PhD in Mass Communication
University of Minnesota
MS in Mass Communication
Florida International University
BA in Journalism
University of Minnesota
I am an Associate Professor in the Journalism Department at the University of Massachusetts Amherst. My research and teaching interests lie at the intersection of journalism and technology, with a focus on the reconfiguration of journalism in a changing media environment and the development of digital research methods for social scientists.
My research has been published in leading peer-reviewed journals, including New Media & Society, the Journal of Computer-Mediated Communication, the Journal of Broadcasting and Electronic Media, Digital Journalism, and The ANNALS of the American Academy of Political and Social Science. I am a recipient of AEJMC’s Nafziger-White-Salwen Dissertation Award, and have been a finalist for the ICA Gene Burd Dissertation Award and Digital Journalism’s Article Of The Year award. I am a Faculty Associate of UMass' Computational Social Science Institute and a Faculty Affiliate of its Department of Communication.
My teaching includes both conceptually-oriented and skills-oriented courses, ranging from a broad overview of journalism to data-oriented journalistic practices. I am currently teaching or have recently taught Data-Driven Storytelling, Introduction to Journalism, International Journalism, Content Analysis, and Introduction to Visual Storytelling. I am a former Lilly Teaching Fellow, recipient of UMass' College Outstanding Teaching Award, and finalist for the University’s Distinguished Teaching Award.
Audience analytics and metrics are ubiquitous in today’s media environment. However, little is known about how creative media workers come to understand the social norms related to those technologies. Drawing on social influence theory, this study examines formal and informal socialization mechanisms in U.S. newsrooms. It finds that editorial newsworkers express receiving a moderate amount of training on the use of analytics and metrics, which is typically provided by their organization; primarily look to people within the organization, and especially superiors, to understand the social norms; learn about those norms mostly through observation and communication about others’ experiences with the technology rather than their own; and that experiences are influenced by the organizational context and the individual’s position in the editorial hierarchy. This leads to a broader intervention to our understanding of the social structures and individual dispositions that influence how emerging technologies are experienced across organizational and institutional environments.
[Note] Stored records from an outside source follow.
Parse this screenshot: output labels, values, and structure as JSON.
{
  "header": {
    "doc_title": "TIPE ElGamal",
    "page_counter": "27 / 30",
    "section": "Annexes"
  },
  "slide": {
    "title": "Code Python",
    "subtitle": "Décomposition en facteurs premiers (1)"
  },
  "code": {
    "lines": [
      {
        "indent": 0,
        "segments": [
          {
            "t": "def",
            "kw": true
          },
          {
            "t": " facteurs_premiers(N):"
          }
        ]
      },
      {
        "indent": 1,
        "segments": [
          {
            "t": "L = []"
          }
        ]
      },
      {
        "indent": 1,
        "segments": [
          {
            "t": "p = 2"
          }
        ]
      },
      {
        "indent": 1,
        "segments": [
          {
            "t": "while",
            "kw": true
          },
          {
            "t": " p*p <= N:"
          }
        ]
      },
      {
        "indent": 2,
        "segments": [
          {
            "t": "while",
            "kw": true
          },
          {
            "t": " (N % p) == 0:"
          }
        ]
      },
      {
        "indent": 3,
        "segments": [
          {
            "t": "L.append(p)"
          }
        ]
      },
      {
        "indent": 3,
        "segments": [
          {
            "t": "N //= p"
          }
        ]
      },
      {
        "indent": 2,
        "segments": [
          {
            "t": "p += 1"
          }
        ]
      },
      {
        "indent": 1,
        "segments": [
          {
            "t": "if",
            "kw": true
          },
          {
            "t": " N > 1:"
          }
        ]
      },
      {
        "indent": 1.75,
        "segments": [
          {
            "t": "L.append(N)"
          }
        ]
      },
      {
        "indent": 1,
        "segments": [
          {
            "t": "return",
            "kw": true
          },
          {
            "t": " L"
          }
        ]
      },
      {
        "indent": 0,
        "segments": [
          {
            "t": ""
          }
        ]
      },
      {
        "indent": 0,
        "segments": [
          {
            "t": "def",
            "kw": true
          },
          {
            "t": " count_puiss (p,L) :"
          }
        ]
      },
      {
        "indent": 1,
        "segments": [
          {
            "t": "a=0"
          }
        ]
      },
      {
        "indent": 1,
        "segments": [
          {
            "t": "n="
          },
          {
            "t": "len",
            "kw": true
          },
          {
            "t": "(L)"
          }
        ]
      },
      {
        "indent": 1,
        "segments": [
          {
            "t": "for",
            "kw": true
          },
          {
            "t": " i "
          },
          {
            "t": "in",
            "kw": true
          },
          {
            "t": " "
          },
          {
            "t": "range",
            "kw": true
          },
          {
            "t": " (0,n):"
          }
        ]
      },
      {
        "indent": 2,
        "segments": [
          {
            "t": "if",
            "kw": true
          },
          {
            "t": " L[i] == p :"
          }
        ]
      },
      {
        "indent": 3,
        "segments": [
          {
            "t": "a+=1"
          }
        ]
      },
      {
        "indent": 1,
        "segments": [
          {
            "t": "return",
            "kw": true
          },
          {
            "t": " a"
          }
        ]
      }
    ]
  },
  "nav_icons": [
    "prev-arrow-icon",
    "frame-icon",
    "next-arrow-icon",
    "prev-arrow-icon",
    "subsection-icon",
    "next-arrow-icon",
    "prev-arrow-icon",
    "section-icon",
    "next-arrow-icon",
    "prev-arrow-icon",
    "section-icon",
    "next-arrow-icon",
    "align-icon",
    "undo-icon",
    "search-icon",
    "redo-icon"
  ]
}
Amid growing threats to journalists around the world, this study examines the nature of online harassment, the types of journalists most likely to experience it, and the most common forms of response to such abuse. Through a representative survey of U.S. journalists, we find that nearly all journalists experience at least some online harassment but that such harassment is generally infrequent overall and especially in its most severe forms. Nevertheless, online harassment against journalists disproportionately affects women (particularly young women) and those who are more personally visible in the news but not necessarily those who work for larger newsrooms. Moreover, it is clear that the more often a journalist is harassed online, the more likely they are to take a dim view of the audience by seeing them as irrational and unlike themselves, and to perceive interaction with them as less valuable. Additionally, as greater targets of the worst forms of abuse, women face a greater burden in deciding if and how to respond to online harassment. Conceptually, this article advances the literature on journalists and audiences by extending the concept of reciprocal journalism, which emphasizes individual-level perceptions that shape the quality of person-to-person exchanges. We explore how the experience of online harassment may complicate the way that journalists think about and act toward their audiences, offering a window into the downsides of encountering audiences online.
What changes as algorithms proliferate within journalism and become more sophisticated? In this essay, we synthesize the articles in this thematic issue, which offer empirical evidence for how algorithms—and especially those designed to automate news production—are being incorporated not only into journalistic activities but also into the logics of journalism itself. They underscore that journalists have neither feared nor rejected such algorithms, as might be expected given the recent history of technological adoption in journalism. Instead, journalists have sought to normalize the technology by negotiating them against existing values and practices, and perhaps even reified some normative ideological constructs by finding unique value in what they offer as humans. These articles also highlight the shortcomings of those algorithms, giving pause to postulations of algorithms as potential solutions to shortcomings of trust in news and market failures. Indeed, such algorithms may end up amplifying the very biases that seed distrust in news all the while appearing less valuable to readers than their human counterparts. We also point to new opportunities for research, including examinations of how algorithms shape other stages in the journalistic workflow, such as interviewing sources, organizing knowledge, and verifying claims. We further point to the need to investigate higher analytic levels and incorporate additional perspectives, both from more diverse contexts (e.g., Global South) and from our sister academic fields (e.g., human–computer interaction). We conclude with optimism about the continued contributions this stream of work is poised to make in the years to come.